Director IP Wales®
Director IP Wales®
This Module concentrates on the Public International Law aspects of Intellectual Property. It reviews the work of the World Trade Organization (WTO), World Intellectual Property Organization (WIPO), International Union for the Protection of New Varieties of Plants (UPOV) and the World Health Organization (WHO) in the field of Intellectual Property. It examines the various existing and proposed International instruments relating to Intellectual Property, such as the TRIPS agreement; Paris, Berne, Rome and Madrid Conventions; Convention on Biological Diversity etc.
It is estimated that over 70% of a typical company¿s value today lies in its intangible assets (UK Treasury Review of Intellectual Property, 2006). Yet evidence would suggest that companies do not readily understand the nature of these legal assets or manage them in an effective commercial manner. This module explores the legal nature of these assets from an international perspective; the changing innovation environment within which they need to be managed within a global context; the different ways in which the law may be used to protect product/service differentiation from business competitors. This module will give students the tools and skills they will need to analyse the various transactions used within a modern economy for technology transfer and franchising. The module will also deal with the valuation of intangible assets and issues of their enforcement.

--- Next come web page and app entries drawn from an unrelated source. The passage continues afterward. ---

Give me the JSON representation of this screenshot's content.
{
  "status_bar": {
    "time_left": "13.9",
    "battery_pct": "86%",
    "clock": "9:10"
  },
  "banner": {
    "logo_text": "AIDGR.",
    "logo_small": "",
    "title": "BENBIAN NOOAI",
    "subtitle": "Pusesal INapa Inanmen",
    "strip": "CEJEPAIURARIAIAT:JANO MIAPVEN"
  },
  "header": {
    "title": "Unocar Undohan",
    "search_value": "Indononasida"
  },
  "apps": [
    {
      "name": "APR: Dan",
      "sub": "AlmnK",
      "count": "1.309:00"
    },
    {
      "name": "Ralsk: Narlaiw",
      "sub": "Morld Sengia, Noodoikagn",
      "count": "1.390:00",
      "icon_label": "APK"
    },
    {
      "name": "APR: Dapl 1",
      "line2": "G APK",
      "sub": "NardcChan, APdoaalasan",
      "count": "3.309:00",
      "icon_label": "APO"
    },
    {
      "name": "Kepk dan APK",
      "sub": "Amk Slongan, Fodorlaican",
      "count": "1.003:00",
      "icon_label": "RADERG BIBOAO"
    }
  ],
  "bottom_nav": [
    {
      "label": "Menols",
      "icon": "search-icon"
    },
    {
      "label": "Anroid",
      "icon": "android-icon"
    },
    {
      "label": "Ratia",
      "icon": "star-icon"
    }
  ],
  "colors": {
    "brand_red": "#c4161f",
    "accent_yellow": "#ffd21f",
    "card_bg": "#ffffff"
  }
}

Our prosperity, progress and mobility are heavily indebted to utilising hydrocarbon resources for energy. Oil and gas are transportable, still relatively cheap and comparatively abundant sources of energy. They are also the fundamental ingredient in many of the products that we use daily and the engine of economic growth in many parts of our globalised world.¿ Nowadays, 60% of the oil and gas resources come from offshore areas ¿ supplies of oil and gas on land are increasingly nearing the end of their lifespan, and chances are slim of discovering new oil and gas supplies on land. Predictions have been made that about 70% of the oil and gas reserves that have yet to be discovered are located offshore, some of which are based in areas where the States concerned have not agreed on the location of the maritime boundary dividing their coasts. As a result, maritime areas where oil and gas resources are present, or are rumoured to be located, have increasingly come to attract the interest of the oil and gas industry. This led to a significant expansion of the offshore industry, particularly in the last 25 years, which aligns to the moment as of when the offshore exploration and exploitation for oil and gas resources took flight. Besides the role of the oil and gas industry, which deals with unique challenges and has inherently distinctive characteristics, a prominent player in relation to offshore oil and gas resources is the State. Coastal States are attributed sovereignty or sovereignty over oil and gas resources for the purpose of exploration and exploitation under international law. This means, amongst others, that the decision as to begin with activities in connection with oil and gas resources rests with coastal States. It is also the prerogative of States to determine which maritime areas will be opened for exploration or exploitation, to decide which oil and gas companies will receive the permission to engage therein, and to regulate the conditions under which this will take place. In addition, they are given the jurisdictional rights to erect installations, such as oil platforms, that assist in the actual exploitation of oil and gas resources. This module aims to provide the students with an understanding of the international and transnational legal frameworks governing oil and gas resources and the oil and gas sector, including intellectual property issues. For this purpose the module will examine the following: 1. The International Legal Framework Governing Offshore Hydrocarbon Resources: The rights of (coastal) States over hydrocarbon resources under public international law with a particular emphasis on the exploration and exploitation of offshore oil and gas resources. 2. Licensing and the Role of the State: The State that has sovereign rights over oil and gas resources and can give rights to oil and gas companies to explore for and produce these resources. To this end, different arrangements and agreements by which rights are created for oil and gas companies can be concluded by the State, including licenses and production sharing contracts. 3. Oily IP: International and transnational frameworks of intellectual property law, with a particular focus on the TRIPS Agreement and the use of publicly granted patents, trademarks and industrial designs to establish and protect market differentiation within the oil and gas industry.
Institute of International Shipping and Trade Law